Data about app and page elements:
-----

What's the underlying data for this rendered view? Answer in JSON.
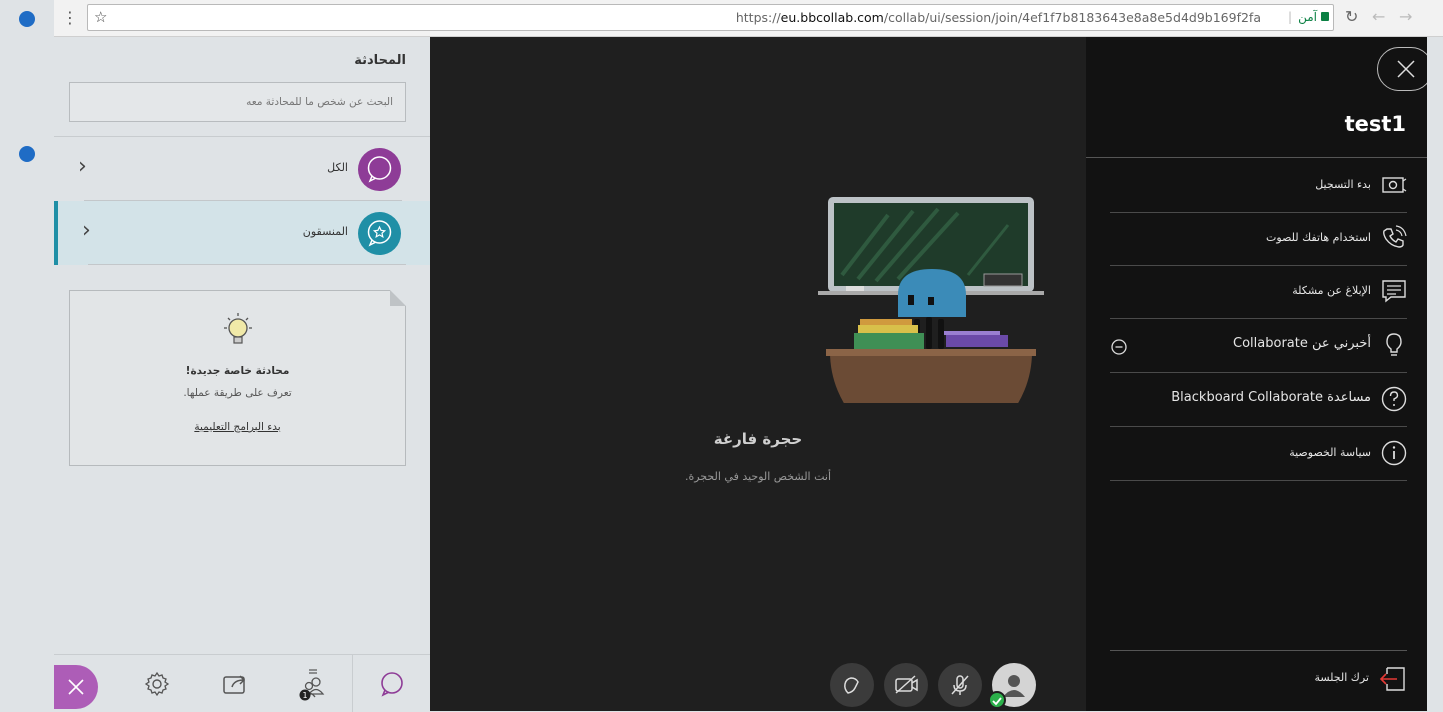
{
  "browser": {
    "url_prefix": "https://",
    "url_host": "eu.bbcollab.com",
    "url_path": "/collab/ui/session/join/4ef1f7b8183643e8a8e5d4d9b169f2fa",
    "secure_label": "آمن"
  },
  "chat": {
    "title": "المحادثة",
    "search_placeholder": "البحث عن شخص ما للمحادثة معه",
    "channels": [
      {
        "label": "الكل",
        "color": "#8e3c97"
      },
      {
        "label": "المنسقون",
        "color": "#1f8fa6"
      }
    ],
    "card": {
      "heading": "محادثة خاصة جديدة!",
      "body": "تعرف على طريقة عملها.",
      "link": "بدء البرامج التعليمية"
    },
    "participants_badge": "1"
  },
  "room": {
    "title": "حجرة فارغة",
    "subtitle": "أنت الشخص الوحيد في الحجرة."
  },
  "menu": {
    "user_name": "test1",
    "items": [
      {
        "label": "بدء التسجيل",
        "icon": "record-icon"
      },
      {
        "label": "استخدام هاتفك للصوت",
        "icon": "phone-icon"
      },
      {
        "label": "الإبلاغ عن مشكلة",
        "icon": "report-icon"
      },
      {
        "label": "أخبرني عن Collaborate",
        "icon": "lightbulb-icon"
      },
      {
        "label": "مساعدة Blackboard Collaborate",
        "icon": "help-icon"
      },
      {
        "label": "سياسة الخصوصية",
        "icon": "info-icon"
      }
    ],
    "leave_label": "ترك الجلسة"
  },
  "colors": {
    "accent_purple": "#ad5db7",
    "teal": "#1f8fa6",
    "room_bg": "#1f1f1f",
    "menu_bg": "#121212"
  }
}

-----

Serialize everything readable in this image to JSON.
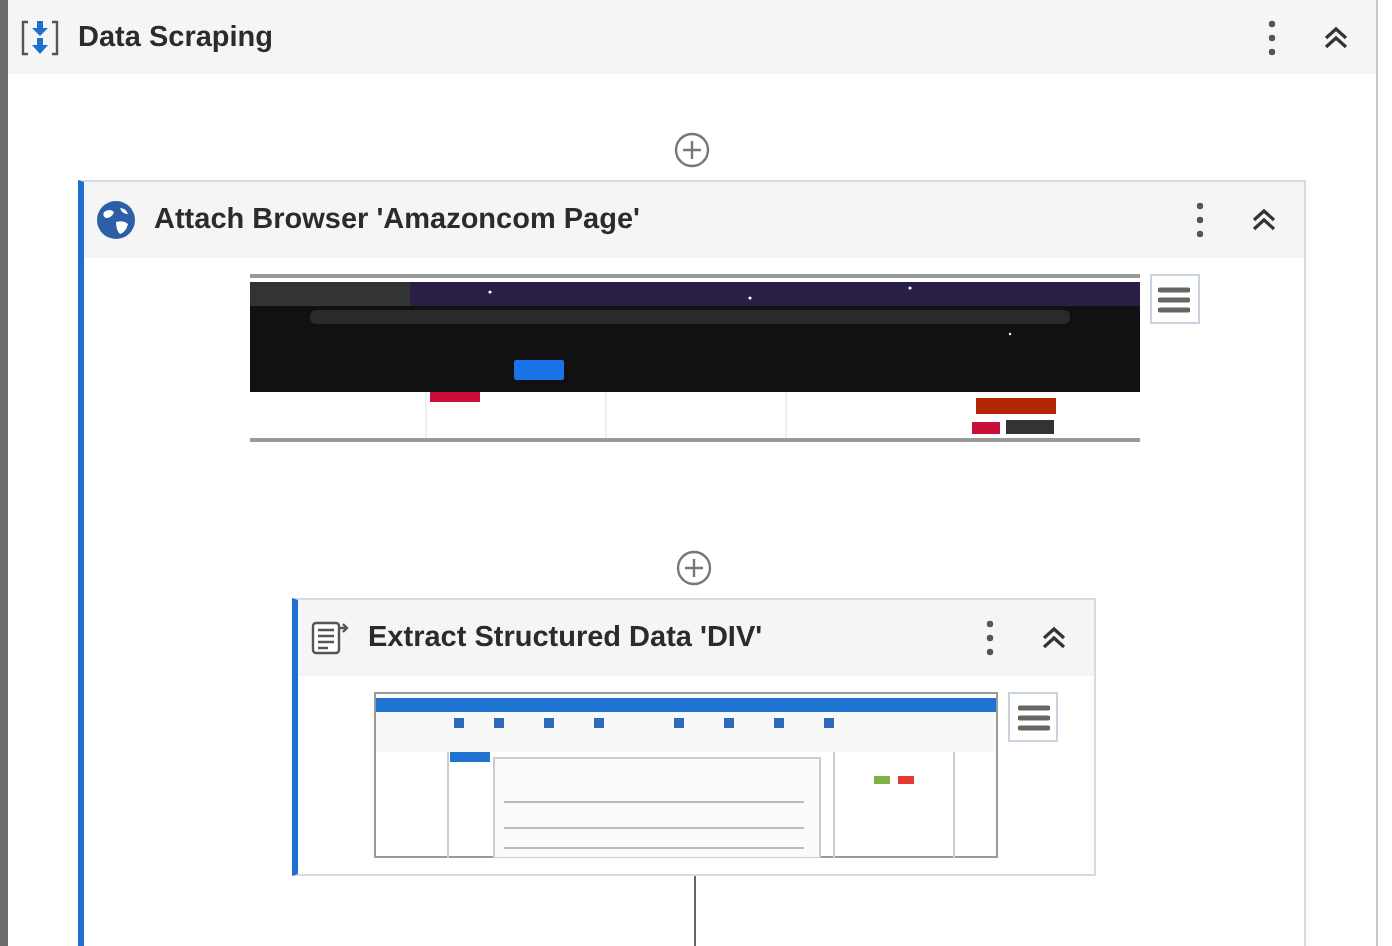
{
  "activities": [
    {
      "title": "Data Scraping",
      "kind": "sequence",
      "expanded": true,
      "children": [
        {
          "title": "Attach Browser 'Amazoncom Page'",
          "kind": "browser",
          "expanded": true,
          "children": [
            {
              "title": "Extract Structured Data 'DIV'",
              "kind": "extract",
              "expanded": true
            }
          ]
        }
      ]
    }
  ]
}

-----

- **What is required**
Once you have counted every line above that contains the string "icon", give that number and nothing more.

- **Written answer**
6